There are many children who upon learning how to read, fall in love with it and will read everything and anything. However, every year in our classes, we encounter children who are reluctant readers. These children would rather do anything than read. They might be struggling with fluency or comprehension and therefore they believe that they cannot do it themselves. They might be distracted by other factors such as electronics, friends, or other activities. Or they simply might not have found their niche; what they love to read yet. 

Whatever the reason, there are a few things you can do as a parent to help reluctant readers become engaged readers. 

1) Start a Parent Child Book Club at home

Choose an engaging chapter book and read it aloud with your child. Take turns reading paragraphs or pages.
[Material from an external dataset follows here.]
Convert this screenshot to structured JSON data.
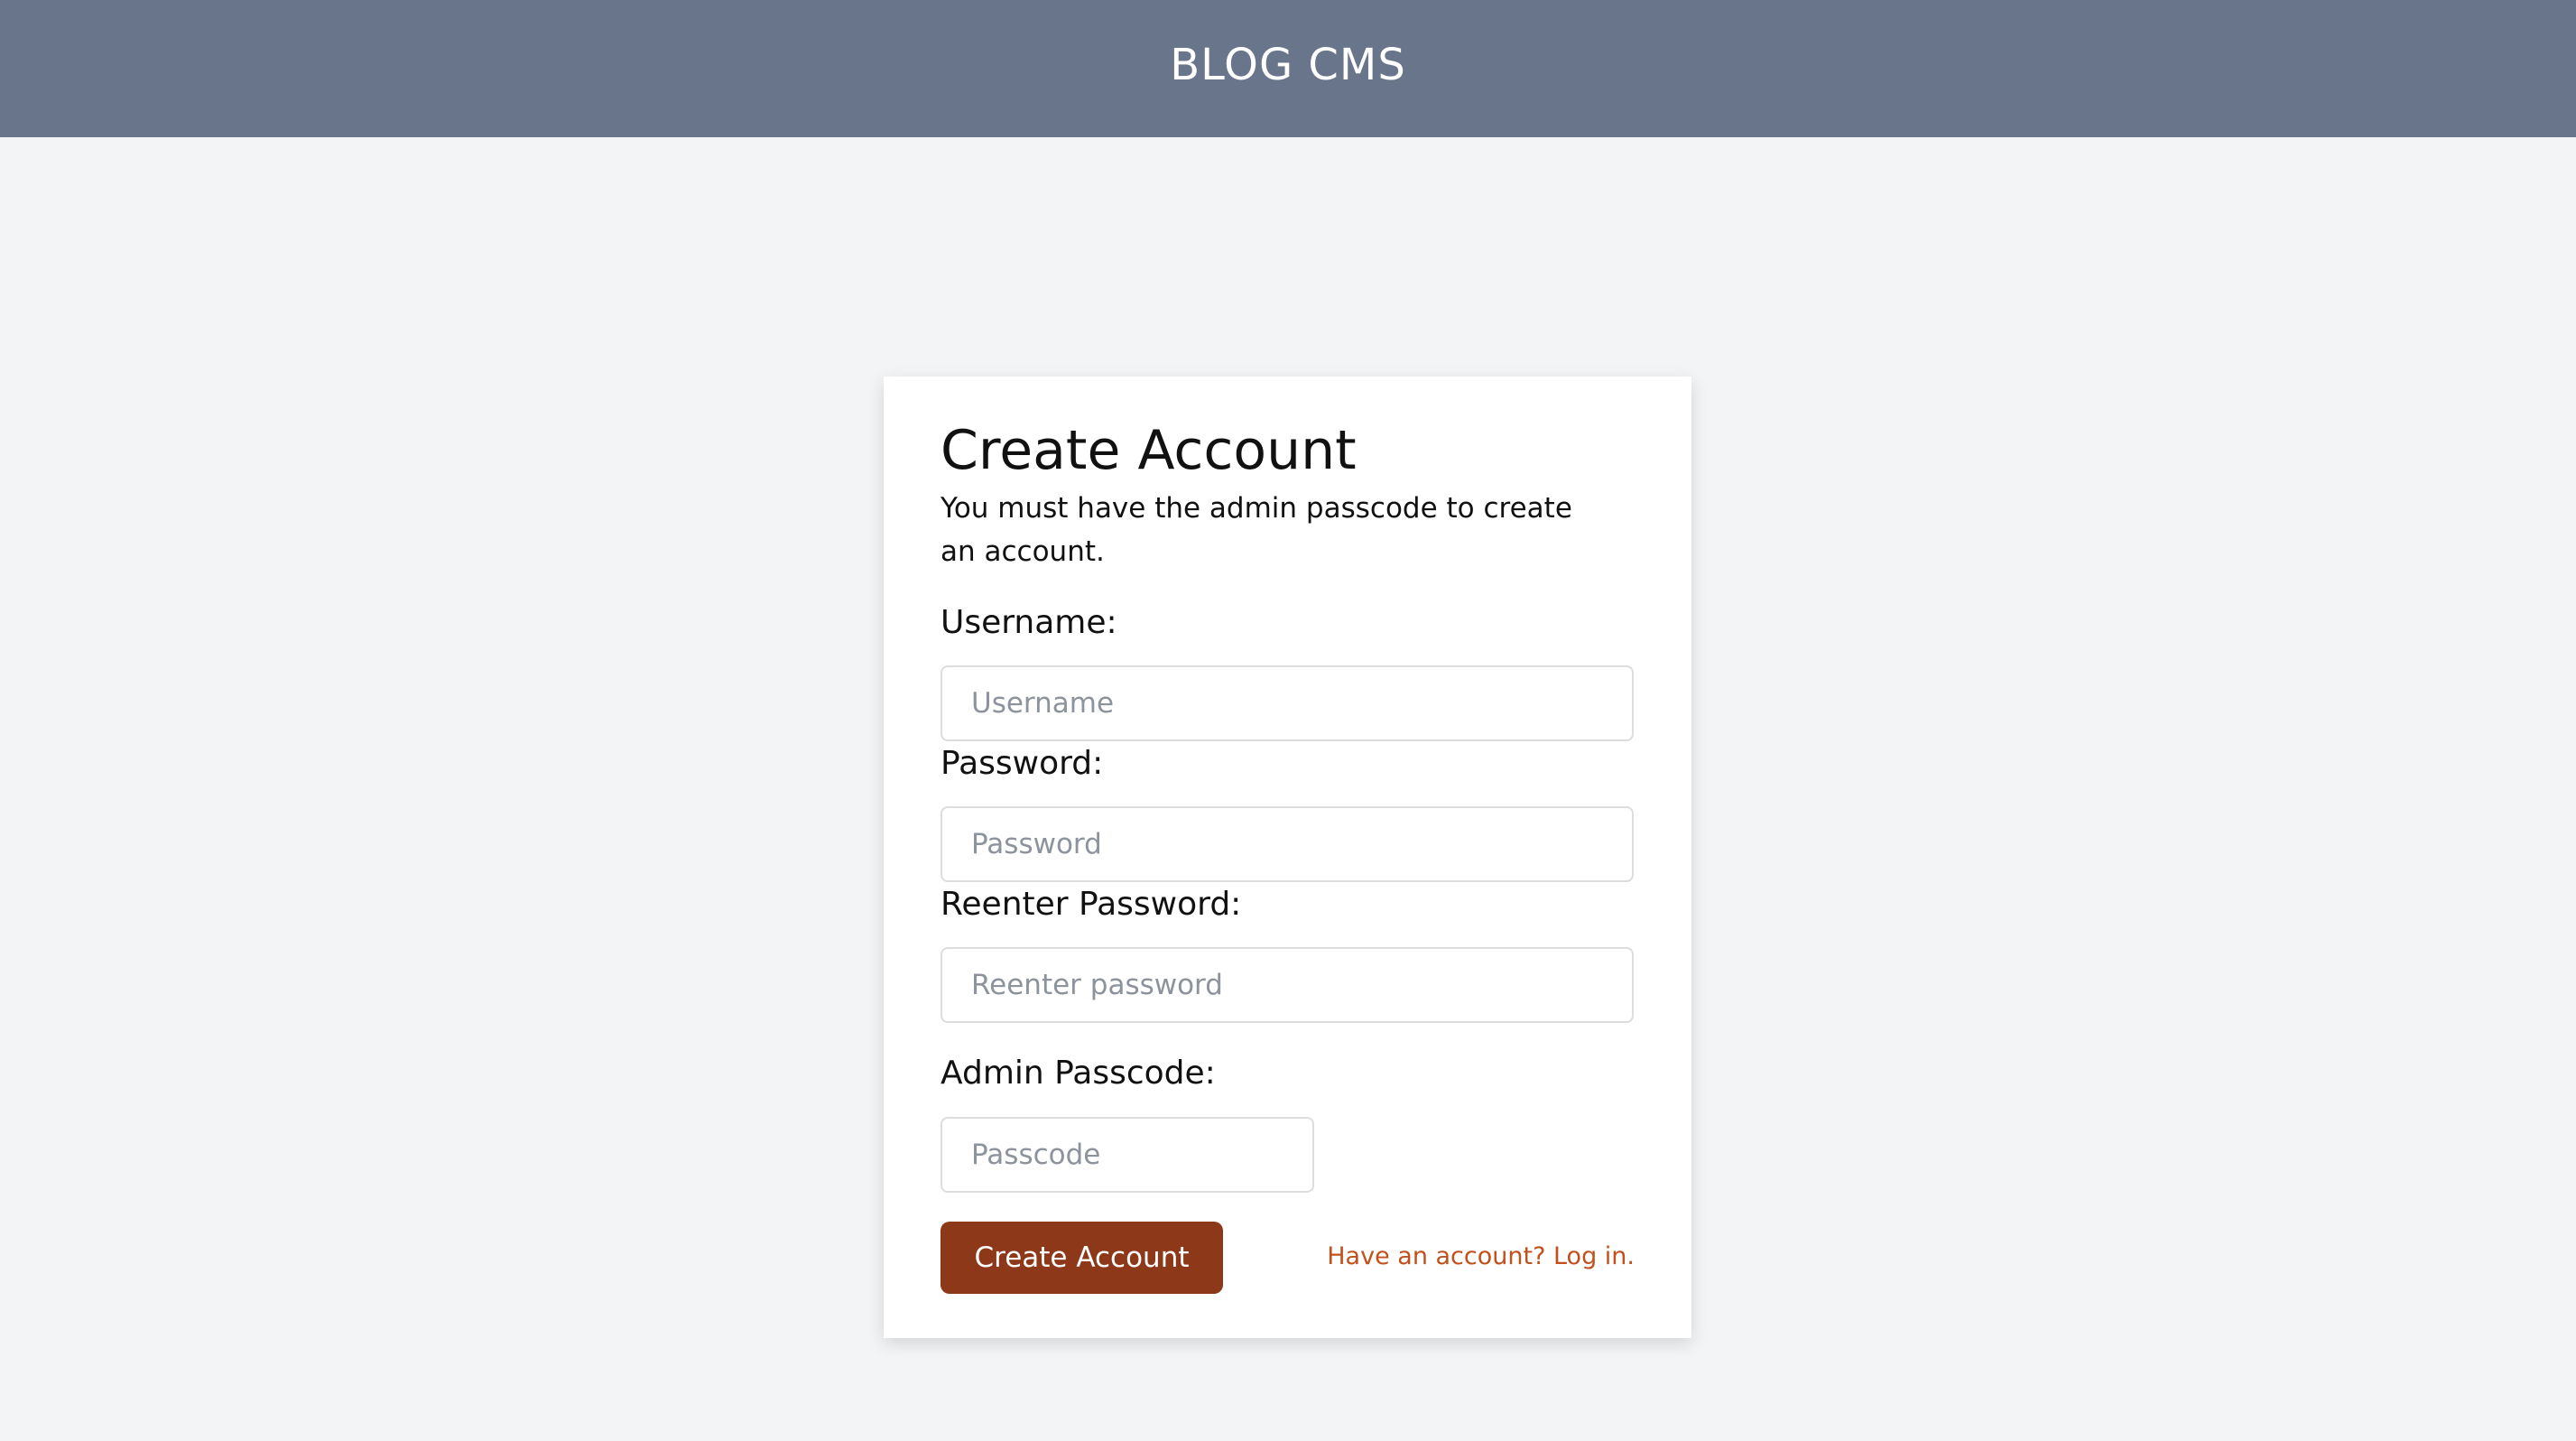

By doing this, your child practices their own fluency and they are able to hear your pronunciation and enunciation of words. You can also ask questions as you read to help them with reading comprehension. These can be simple like, “What just happened in the story? What did the character mean?” Or more complex inferencing questions such as “What do you think will happen next? How did the character feel?” Spending time reading with your child will not only help your child become excited about reading, but it is a great way to spend quality time together.

2) Listen to Audio Books

Audio Books are a wonderful way to hook children into reading. Children love listening to stories, and by listening to books in the car or at home they can find an author, genre, or series they like. They can then find more books they are interested in reading that are similar to what they enjoyed listening to. Audible has many resources for kids. Their parent company Amazon, is also easy to navigate to find audio books. All You Can Books has many free audio books that work on different platforms. Scholastic Parent has many other audio book resources for audio books. 

3) Kindles

We have seen many children become discouraged by books simply by the size of the spine. They see a large book, and they immediately think that they cannot read that book because it is too big. They will not even consider reading it based on the size of it. That is what makes a Kindle an amazing tool. This basic Kindle is perfect for kids who are afraid of reading larger books, because they cannot see how big, or long, a book is. The Kindle also has other features that help readers such as text to voice, dictionary for unknown words, the ability to change the font size, parental controls, and a way to track how long children are reading. We love our own kindles, and think it is a great tool for children. 

4) Go to Libraries 

Libraries are amazing and free places to go with your child and explore. They can check out books to try out and if they don’t like them, you can return them and check more out. Libraries often have times for story times or activities designed to engage children, and we say take advantage of them. Talk to the librarians, who have a wealth of knowledge on books for children. They might have suggested books for age or grade groups that could help you out.

5) Find a Genre, Series, or Author

We believe that if a child is a reluctant reader, they simply haven’t found what they enjoy to read yet. Helping them find a genre, series of books, or author they love is paramount. Once they find what they enjoy to read, they will not want to put their books down.

6) Model Reading

If you have read our past posts, you know the importance of modeling. Children will learn more from what you do than what you preach. So, set time aside to read. Show them that reading is a fun and leisurely activity. When they read, take out your own book and read next to them. By showing them that reading is a big part of your life, they are more likely to read themselves.